Then there’s Tommy James’s tale of million sellers and made men, Me, the Mob, and the Music: One Helluva Ride with Tommy James & The Shondells. While I have been resisting his book, for the silly reason that I hated the busy cover layout and the tabloidy title, I’m glad I finally devoured this over the weekend. The subtitle promises “one helluva ride” and, for once, I have to agree. We open on young Tommy Jackson, back in his smalltown home of Niles, Michigan, and his early bands, The Echoes and Tom and the Tornadoes, before arriving at The Shondells. I loved hearing about the battles of the bands, and the highly competitive atmosphere that lead to Jackson (James) snapping up the song “Hanky Panky” in 1964 and getting a regional hit out of it, but that fell by the wayside rather quickly because The Shondells had no national distribution.
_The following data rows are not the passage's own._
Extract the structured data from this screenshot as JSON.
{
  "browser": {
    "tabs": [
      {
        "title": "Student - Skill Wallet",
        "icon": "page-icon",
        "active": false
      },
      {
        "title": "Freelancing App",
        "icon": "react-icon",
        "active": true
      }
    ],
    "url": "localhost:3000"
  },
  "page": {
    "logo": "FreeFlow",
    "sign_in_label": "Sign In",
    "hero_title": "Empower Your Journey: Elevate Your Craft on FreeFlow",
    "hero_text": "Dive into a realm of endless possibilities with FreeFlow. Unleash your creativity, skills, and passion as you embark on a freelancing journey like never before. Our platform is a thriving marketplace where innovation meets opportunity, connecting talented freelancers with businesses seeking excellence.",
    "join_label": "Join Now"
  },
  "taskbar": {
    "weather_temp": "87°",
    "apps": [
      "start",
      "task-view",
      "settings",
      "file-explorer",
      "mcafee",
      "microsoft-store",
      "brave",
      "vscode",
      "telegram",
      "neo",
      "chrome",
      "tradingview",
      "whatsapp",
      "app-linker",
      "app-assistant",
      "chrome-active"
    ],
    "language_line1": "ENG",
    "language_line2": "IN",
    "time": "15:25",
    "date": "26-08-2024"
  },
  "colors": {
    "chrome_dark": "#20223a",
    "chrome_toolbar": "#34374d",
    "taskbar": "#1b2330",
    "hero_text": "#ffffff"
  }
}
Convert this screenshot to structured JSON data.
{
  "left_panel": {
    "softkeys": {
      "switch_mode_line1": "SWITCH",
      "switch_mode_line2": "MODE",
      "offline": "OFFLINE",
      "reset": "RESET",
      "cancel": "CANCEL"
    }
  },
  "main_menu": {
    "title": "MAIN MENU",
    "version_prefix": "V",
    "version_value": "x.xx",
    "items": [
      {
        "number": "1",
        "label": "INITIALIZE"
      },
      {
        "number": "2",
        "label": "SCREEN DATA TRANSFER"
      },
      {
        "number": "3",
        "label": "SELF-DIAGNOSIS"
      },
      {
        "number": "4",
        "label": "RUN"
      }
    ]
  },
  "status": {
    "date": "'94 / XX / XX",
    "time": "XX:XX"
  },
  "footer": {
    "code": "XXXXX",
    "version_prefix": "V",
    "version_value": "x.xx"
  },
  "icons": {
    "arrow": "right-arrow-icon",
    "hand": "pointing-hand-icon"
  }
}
The band broke up, for awhile.But a couple of years later, the song was tearing up the radio in Pittsburgh, where he soon went on a promotional trip and was treated like a king. This is where the mob comes in. After a bidding war, well let’s say ten companies initially expressed interest and every one of them mysteriously backed off after a call from mob connected Morris Levy, who wanted (and would sign) Tommy and the Shondells to his Roulette Records, rechristening him Tommy James in the deal. The deal was great if you like getting lots of airplay, sales and attention but weren’t too fussy about little things like royalties and getting paid. Levy and his thugs knew how to grease the wheels of the music industry (they were key figures in the Alan Freed “payola” scandals of a previous era) and Tommy James made great records, like “I Think We’re Alone Now”, “Mirage”, “Mony Mony”, “Crimson And Clover”, “Sweet Cherry Wine”, “Crystal Blue Persuasion” and later, “Draggin’ The Line.”
The man can rightly be credited (along with his co-horts Richie Cordell and Bo Gentry) with having pioneered “Bubblegum” pop and “Psychedelic” pop. Through it all, mob hits, extortion, pill addiction, divorces – triumphs and tragedies – Tommy James tells it truthfully, taking the blame for what he messed up, laying the blame for what he didn’t, and taking the appropriate credit (and sharing it) for what all went so right. A rare treat.
Both books, Dylan’s and James’s, take you on long, often lonely journeys and both make you want to crank up the tunes when the words have stopped. That’s my kind of music book.